The story beings when our main character, Ray Garraty, gets dropped off at the Long Walk and ends at the conclusion of the event. There was no filler, no afterword, no flashbacks, no perfectly wrapped up conclusion. In my opinion, it was a perfect timeline for the story. Clean and clear with no thrills.
FIVE STARS!!! The Long Walk is an outstanding character study focusing on human’s most natural instincts; friendship, love, hope, pride, fear and most importantly, the desire to live. The story shook my bones and rattled my soul. It may be a slow moving plot but it will keep your mind racing the entire way through and for some time after.
The ending ***SPOILERS***
I normally hate giving away the ending of books but this one had such great symbolism and emotion that I had to discuss it. So, if you haven’t read The Long Walk but plan to, DO NOT READ FURTHER! At the end of the book, Garraty approaches Stebbins to tell him that he was done, he was going to surrender. Stebbins seems to have gone crazy and surrenders himself. Going into this scene, the reader is not aware exactly how many boys are left but after Stebbins dies, its clear that Garraty is the last boy standing, he has won The Long Walk! But up ahead Garraty sees the dark figure of another boy, unsure who it is, but clear that he is still walking. Like the reader, he is somewhat lost, he does not immediately realize that he has won. Because he never expected to win and was prepared to give up only seconds before, the win shocks him too deep to be put into words.
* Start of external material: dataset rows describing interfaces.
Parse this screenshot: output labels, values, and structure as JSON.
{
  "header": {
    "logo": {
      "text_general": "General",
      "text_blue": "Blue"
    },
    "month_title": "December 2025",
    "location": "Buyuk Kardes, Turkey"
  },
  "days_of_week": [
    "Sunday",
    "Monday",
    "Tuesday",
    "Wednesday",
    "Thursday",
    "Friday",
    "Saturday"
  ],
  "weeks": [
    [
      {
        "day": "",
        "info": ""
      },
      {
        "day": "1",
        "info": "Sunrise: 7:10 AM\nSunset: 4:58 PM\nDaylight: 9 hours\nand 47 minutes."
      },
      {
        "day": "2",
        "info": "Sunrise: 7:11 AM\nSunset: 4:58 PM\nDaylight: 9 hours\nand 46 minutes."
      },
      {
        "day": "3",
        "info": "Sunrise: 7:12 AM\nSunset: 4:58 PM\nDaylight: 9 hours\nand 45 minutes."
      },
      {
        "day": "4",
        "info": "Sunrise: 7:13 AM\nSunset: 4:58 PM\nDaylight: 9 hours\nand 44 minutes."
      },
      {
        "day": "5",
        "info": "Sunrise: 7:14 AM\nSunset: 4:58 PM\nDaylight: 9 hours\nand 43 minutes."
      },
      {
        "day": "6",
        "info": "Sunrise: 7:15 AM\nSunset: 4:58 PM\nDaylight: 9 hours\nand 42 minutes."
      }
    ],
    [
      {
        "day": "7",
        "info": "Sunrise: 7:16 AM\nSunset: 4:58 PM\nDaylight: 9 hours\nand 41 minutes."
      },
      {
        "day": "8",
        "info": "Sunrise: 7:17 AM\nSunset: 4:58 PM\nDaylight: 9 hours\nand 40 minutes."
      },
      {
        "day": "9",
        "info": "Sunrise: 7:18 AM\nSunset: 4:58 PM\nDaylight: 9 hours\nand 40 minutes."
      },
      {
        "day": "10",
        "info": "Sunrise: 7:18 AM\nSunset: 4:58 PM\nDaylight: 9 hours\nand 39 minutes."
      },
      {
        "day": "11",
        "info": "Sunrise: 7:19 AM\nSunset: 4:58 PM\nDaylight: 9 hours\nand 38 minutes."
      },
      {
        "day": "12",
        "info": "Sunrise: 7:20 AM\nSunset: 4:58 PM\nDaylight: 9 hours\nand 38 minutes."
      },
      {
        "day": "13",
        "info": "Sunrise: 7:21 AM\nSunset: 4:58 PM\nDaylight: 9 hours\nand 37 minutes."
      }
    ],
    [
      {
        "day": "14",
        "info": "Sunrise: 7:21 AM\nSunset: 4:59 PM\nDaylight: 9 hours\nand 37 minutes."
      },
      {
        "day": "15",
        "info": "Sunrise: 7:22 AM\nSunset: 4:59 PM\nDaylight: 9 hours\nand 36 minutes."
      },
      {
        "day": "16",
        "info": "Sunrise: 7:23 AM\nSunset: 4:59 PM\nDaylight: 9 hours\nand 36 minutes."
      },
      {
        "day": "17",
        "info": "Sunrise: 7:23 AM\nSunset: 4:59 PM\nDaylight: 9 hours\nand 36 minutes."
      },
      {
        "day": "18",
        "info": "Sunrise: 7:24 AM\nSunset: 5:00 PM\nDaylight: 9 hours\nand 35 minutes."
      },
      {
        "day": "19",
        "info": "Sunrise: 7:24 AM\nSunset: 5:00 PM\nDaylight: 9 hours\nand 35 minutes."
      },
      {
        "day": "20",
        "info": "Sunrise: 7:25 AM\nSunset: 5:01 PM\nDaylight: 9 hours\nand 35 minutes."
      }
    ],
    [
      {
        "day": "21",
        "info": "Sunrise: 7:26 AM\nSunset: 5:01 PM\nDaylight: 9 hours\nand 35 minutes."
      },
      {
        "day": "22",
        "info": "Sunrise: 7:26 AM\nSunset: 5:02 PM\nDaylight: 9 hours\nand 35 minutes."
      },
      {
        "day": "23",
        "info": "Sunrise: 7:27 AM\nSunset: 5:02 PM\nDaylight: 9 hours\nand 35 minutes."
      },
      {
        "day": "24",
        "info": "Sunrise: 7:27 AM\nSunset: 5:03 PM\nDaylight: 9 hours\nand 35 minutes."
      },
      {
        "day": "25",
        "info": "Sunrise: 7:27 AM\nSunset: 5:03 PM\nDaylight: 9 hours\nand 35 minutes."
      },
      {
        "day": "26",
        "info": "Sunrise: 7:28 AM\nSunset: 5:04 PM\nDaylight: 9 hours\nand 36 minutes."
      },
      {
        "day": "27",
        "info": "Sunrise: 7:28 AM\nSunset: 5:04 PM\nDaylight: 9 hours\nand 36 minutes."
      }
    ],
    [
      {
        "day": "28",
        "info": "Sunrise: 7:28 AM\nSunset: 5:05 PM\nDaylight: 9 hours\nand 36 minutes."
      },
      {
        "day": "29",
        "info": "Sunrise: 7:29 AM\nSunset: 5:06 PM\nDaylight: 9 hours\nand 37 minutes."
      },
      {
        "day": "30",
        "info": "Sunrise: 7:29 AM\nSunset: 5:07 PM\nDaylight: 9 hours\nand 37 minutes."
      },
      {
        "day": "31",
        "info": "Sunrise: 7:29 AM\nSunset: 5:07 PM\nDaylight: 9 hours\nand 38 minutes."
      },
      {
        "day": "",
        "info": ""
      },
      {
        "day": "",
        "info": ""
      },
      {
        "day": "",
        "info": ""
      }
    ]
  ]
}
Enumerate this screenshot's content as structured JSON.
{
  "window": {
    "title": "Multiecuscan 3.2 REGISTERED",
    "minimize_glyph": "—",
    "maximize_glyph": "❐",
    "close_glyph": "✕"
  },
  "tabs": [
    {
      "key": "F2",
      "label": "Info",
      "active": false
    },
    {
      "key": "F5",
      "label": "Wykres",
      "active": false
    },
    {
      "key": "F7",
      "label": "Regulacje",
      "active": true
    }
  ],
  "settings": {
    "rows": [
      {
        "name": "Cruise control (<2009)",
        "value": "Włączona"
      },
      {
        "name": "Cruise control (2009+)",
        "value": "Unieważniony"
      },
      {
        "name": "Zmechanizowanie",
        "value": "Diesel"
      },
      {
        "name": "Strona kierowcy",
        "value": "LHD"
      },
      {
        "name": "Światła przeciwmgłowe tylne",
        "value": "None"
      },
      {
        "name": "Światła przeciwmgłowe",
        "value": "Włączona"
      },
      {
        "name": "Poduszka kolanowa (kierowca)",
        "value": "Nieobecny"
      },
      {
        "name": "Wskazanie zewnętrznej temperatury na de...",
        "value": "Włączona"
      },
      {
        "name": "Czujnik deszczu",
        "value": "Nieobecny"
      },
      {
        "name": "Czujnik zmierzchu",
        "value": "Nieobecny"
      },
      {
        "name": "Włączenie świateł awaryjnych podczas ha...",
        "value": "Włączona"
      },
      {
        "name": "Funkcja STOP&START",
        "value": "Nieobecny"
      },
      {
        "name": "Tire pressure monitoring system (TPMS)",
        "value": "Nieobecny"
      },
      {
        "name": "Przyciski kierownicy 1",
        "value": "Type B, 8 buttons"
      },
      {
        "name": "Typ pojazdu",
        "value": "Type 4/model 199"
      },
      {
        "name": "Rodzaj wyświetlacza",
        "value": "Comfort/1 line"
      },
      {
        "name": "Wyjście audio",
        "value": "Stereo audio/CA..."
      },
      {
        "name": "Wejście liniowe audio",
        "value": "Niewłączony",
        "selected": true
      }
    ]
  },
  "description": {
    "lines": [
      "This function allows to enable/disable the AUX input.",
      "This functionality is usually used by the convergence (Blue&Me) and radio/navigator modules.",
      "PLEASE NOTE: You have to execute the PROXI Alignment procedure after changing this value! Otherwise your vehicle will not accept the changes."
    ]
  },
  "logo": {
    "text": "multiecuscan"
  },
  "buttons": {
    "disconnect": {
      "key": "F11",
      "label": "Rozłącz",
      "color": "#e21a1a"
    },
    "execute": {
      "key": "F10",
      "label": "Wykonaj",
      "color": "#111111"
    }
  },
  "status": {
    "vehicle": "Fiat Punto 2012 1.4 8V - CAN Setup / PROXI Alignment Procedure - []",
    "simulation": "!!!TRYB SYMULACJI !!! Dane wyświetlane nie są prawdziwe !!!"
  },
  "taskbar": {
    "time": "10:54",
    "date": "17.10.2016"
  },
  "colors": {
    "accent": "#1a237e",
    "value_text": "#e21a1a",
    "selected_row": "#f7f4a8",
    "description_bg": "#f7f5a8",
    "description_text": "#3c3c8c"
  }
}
Garraty was unique in the way that he cared about the boys, more than anyone else he became friends with many of them and the other boys often confided in him in ways that they would not to the others. (Examples: McVries told him the story of his scar; Baker asked him do something for him if he won, “I’m scared to ask anyone else,” he’d said.) Because Garraty felt for the other characters, he will carry them with him forever. He may have won the competition, but the dark, ambiguous figure Garraty sees in front of him on the road indicates the walk will never end for him. Those dead boys—his dead friends—will haunt him forever.
Posted on August 11, 2014, in Book Review and tagged book review, books, characterization, death, desire to live, emotion, fear, friendship, life, plot, pride, psychology, Richard Bachman, spoilers, Stephen King, teen fiction, teenagers, The Long Walk, theme, timeline, writing. Bookmark the permalink. 4 Comments.